* Description of the task *
Whenever a line of the entries below holds the string "Wise", copy that line and return it.

------ Extracted material

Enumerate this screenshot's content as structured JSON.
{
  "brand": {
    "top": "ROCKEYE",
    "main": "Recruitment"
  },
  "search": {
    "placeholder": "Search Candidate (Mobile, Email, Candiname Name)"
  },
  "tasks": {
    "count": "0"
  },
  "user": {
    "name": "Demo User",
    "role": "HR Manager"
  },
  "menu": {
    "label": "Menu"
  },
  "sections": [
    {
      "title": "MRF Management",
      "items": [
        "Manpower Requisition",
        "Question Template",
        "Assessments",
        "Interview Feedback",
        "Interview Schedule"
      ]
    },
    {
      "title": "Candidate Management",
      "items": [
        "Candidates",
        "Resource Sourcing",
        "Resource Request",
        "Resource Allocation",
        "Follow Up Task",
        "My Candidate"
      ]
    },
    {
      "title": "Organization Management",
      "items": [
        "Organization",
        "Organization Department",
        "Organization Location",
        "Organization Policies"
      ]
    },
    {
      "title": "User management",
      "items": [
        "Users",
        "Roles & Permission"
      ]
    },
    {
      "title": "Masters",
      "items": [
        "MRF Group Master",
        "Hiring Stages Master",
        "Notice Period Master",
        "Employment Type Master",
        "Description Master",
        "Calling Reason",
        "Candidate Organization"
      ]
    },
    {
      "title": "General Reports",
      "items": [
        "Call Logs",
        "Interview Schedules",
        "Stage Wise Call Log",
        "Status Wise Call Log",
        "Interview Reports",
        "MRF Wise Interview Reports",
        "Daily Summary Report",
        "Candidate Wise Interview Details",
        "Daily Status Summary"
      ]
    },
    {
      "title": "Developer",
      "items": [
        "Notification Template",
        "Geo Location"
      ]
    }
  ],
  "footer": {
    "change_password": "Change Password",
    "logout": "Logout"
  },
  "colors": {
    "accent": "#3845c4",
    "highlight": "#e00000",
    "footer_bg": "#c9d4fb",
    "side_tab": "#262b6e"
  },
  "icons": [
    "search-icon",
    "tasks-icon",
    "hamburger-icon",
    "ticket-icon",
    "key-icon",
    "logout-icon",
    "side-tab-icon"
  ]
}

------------
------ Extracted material

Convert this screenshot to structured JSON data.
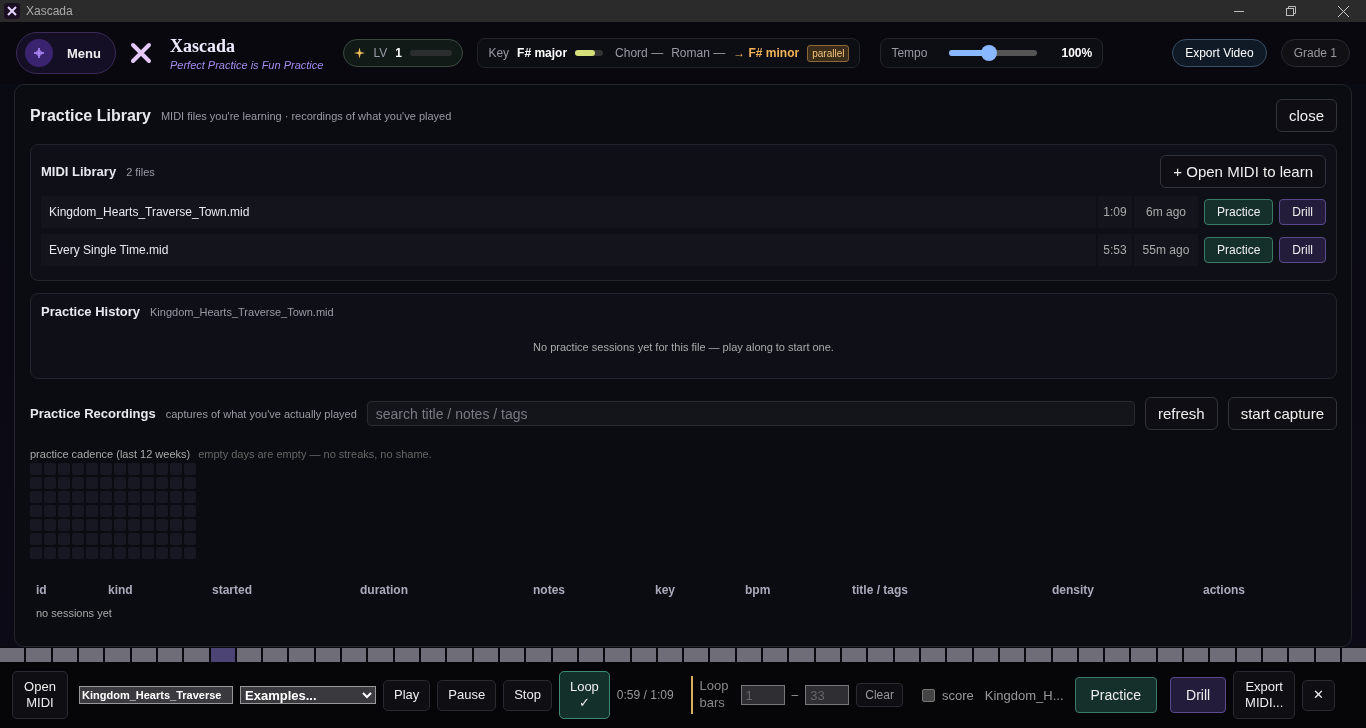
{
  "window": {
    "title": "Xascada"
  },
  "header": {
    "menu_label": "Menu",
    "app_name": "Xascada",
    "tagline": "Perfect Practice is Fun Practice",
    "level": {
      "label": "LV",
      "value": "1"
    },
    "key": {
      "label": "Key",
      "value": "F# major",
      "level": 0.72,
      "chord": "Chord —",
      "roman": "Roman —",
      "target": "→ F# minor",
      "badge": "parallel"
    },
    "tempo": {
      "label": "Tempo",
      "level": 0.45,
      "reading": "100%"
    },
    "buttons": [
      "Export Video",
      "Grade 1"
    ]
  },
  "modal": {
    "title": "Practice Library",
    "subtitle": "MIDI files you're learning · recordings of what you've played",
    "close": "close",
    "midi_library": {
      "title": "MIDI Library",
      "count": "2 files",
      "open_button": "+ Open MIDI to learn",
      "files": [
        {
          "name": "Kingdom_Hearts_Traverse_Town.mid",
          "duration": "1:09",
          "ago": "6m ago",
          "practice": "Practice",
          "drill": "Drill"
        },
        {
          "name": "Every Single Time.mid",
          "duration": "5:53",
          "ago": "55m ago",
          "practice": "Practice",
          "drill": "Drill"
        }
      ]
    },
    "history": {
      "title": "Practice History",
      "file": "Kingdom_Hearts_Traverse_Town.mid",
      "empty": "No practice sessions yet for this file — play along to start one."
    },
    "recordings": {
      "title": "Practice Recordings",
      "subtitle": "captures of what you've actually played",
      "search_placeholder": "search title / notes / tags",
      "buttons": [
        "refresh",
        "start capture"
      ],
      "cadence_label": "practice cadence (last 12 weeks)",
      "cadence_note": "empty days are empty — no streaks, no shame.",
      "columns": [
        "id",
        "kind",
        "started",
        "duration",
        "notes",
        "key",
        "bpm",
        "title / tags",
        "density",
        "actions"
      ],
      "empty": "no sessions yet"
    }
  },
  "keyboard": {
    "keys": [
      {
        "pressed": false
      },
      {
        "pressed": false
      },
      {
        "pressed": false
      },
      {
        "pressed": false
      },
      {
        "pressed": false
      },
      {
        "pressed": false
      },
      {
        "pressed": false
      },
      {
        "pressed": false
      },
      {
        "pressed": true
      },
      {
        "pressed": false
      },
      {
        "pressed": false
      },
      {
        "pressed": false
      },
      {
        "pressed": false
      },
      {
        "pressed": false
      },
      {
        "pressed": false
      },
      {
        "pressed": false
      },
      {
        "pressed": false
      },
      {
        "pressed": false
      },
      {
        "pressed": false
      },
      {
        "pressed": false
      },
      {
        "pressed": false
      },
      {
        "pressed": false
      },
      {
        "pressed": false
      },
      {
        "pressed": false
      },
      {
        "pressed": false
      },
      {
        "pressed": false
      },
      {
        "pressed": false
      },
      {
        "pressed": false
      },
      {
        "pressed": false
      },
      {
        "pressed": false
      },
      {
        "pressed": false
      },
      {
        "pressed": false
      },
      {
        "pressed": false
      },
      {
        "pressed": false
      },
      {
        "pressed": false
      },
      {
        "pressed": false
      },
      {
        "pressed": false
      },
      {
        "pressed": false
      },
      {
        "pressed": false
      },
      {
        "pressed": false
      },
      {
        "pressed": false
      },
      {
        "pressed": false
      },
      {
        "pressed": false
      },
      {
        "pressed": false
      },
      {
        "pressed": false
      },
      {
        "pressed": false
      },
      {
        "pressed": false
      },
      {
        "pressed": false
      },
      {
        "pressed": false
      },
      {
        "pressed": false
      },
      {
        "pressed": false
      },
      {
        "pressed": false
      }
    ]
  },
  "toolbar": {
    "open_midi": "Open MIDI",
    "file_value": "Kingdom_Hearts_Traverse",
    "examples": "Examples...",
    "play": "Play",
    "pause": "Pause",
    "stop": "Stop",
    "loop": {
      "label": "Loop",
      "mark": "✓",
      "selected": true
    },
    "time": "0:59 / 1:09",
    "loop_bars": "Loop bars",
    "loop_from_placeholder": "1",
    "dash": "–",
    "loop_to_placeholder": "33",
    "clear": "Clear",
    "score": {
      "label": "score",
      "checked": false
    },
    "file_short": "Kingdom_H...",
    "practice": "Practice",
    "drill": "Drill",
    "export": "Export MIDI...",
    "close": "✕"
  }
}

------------

* Answer space *
        "Stage Wise Call Log",
        "Status Wise Call Log",
        "MRF Wise Interview Reports",
        "Candidate Wise Interview Details",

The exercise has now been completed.